The young leaves are rolled when in bud, the auricles are small and the ligule is white and translucent, wider than it is long. The unbranched flower spike is up to 30 cm (12 in) long, with the spikelets on alternating sides and edgeways-on to the rachis (stem), pressed into recesses in the stem.
The spikelets bear up to twelve florets, mostly with a single glume, with only the terminal floret having two. The glumes are up to three-quarters the length of the spikelet; their outer surface is finely ribbed with longitudinal veins. There is no awn, the lemma is oblong and has five nerves and the palea is a similar shape with two nerve and a few fine hairs. The three anthers are yellow.
Lolium rigidum is a native of the Mediterranean area. Its natural range includes Western, Southern and Central Europe, northern Africa, the Near East, western Asia and the Indian sub-continent. It has spread to many other parts of the world and is considered invasive in some regions. It is planted in Australia as a forage crop but not usually in Europe.
Lolium rigidum is a diploid grass with a chromosome number of n=7 (2n=14). It exhibits much genetic variability and grows readily in a variety of situations and habitats. It can hybridise with both perennial (L. perenne) and Italian ryegrass (L. multiflorum), as well as some species of Festuca. It propagates solely by seed; freshly shed seed displays dormancy. It is sometimes infected by a rust fungus which has an inhibitory effect on the growth of clovers.
The flower spike of L. rigidum may become infected by a certain species of bacteria, which results in the production of corynetoxins which are toxic to livestock; ingestion of infected material causes a disease, known as annual ryegrass toxicity or annual ryegrass staggers, which is known to occur in the west and south of Australia and in South Africa. The infection is caused by the bacterium Rathayibacter toxicus, which is introduced into the grass by the nematode Anguina funesta. This nematode causes galls on the grass flower spikes and it is in these that the bacteria multiply. Infected galls are present in the winter, but become more toxic as the inflorescence dies in spring. The disease occurs when the pasture is grazed at this toxic stage. Topping the pasture before grazing may prevent the condition, but the seed heads are still toxic when preserved as hay. The symptoms of poisoning are neurological, often causing a mortality rate of forty to fifty percent in infected animals.

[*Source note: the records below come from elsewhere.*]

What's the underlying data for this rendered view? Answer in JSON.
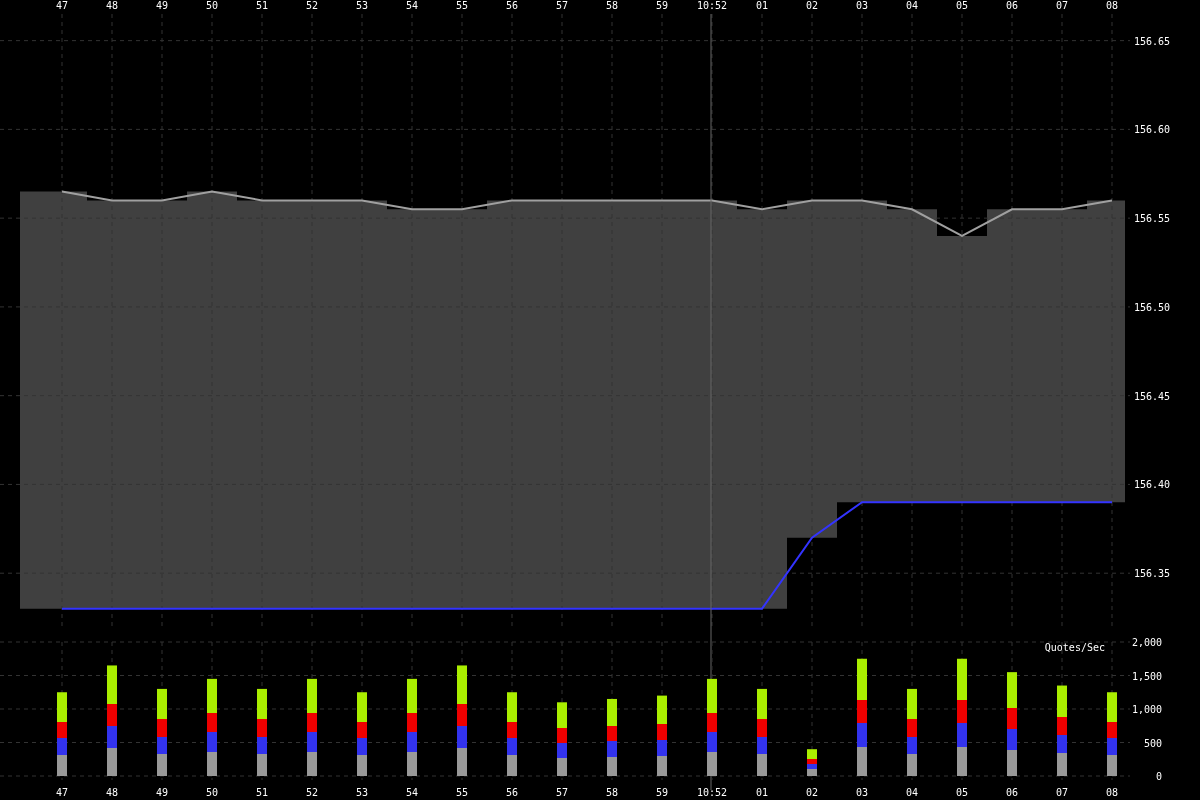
{
  "price_chart": {
    "chart_data": {
      "type": "line",
      "grid": true,
      "categories": [
        "47",
        "48",
        "49",
        "50",
        "51",
        "52",
        "53",
        "54",
        "55",
        "56",
        "57",
        "58",
        "59",
        "10:52",
        "01",
        "02",
        "03",
        "04",
        "05",
        "06",
        "07",
        "08"
      ],
      "series": [
        {
          "color": "#a0a0a0",
          "values": [
            156.565,
            156.56,
            156.56,
            156.565,
            156.56,
            156.56,
            156.56,
            156.555,
            156.555,
            156.56,
            156.56,
            156.56,
            156.56,
            156.56,
            156.555,
            156.56,
            156.56,
            156.555,
            156.54,
            156.555,
            156.555,
            156.56
          ]
        },
        {
          "color": "#3333ff",
          "values": [
            156.33,
            156.33,
            156.33,
            156.33,
            156.33,
            156.33,
            156.33,
            156.33,
            156.33,
            156.33,
            156.33,
            156.33,
            156.33,
            156.33,
            156.33,
            156.37,
            156.39,
            156.39,
            156.39,
            156.39,
            156.39,
            156.39
          ]
        }
      ],
      "ylim": [
        156.318,
        156.665
      ],
      "yticks": [
        {
          "value": 156.65,
          "label": "156.65"
        },
        {
          "value": 156.6,
          "label": "156.60"
        },
        {
          "value": 156.55,
          "label": "156.55"
        },
        {
          "value": 156.5,
          "label": "156.50"
        },
        {
          "value": 156.45,
          "label": "156.45"
        },
        {
          "value": 156.4,
          "label": "156.40"
        },
        {
          "value": 156.35,
          "label": "156.35"
        }
      ]
    }
  },
  "quotes_chart": {
    "title": "Quotes/Sec",
    "chart_data": {
      "type": "bar",
      "grid": true,
      "categories": [
        "47",
        "48",
        "49",
        "50",
        "51",
        "52",
        "53",
        "54",
        "55",
        "56",
        "57",
        "58",
        "59",
        "10:52",
        "01",
        "02",
        "03",
        "04",
        "05",
        "06",
        "07",
        "08"
      ],
      "values": [
        1250,
        1650,
        1300,
        1450,
        1300,
        1450,
        1250,
        1450,
        1650,
        1250,
        1100,
        1150,
        1200,
        1450,
        1300,
        400,
        1750,
        1300,
        1750,
        1550,
        1350,
        1250
      ],
      "ylim": [
        0,
        2000
      ],
      "yticks": [
        {
          "value": 0,
          "label": "0"
        },
        {
          "value": 500,
          "label": "500"
        },
        {
          "value": 1000,
          "label": "1,000"
        },
        {
          "value": 1500,
          "label": "1,500"
        },
        {
          "value": 2000,
          "label": "2,000"
        }
      ]
    }
  }
}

L. rigidum is susceptible to infection by ergot (Claviceps purpurea), and also by take-all fungus (Gaeumannomyces graminis) which can cause serious losses in cereal crops.
Lolium rigidum is grown as a forage crop in suitable areas. About 80% of the seed germinates in the autumn, soon after the first significant rains, and about 5% may remain dormant for twelve months. The plant has vigorous growth, and flowering is initiated when the day length is at least eight hours. This means that the crop has a relatively uniform flowering period in late winter/early spring.
Because L. rigidum has been grown as a forage crop in southern Australia since the nineteenth century and seeds readily, it grows ubiquitously in the region with large, genetically diverse populations. Now that arable crops are increasingly been grown, it has become an important weed of these crops. Attempts to control it with herbicide have met with an unexpectedly high level of herbicide resistance. Over 90% of plants in some populations are tolerant to some of the widely used herbicides. Instead of wiping out the L. rigidum, the herbicides have resulted in the selection of resistant genotypes.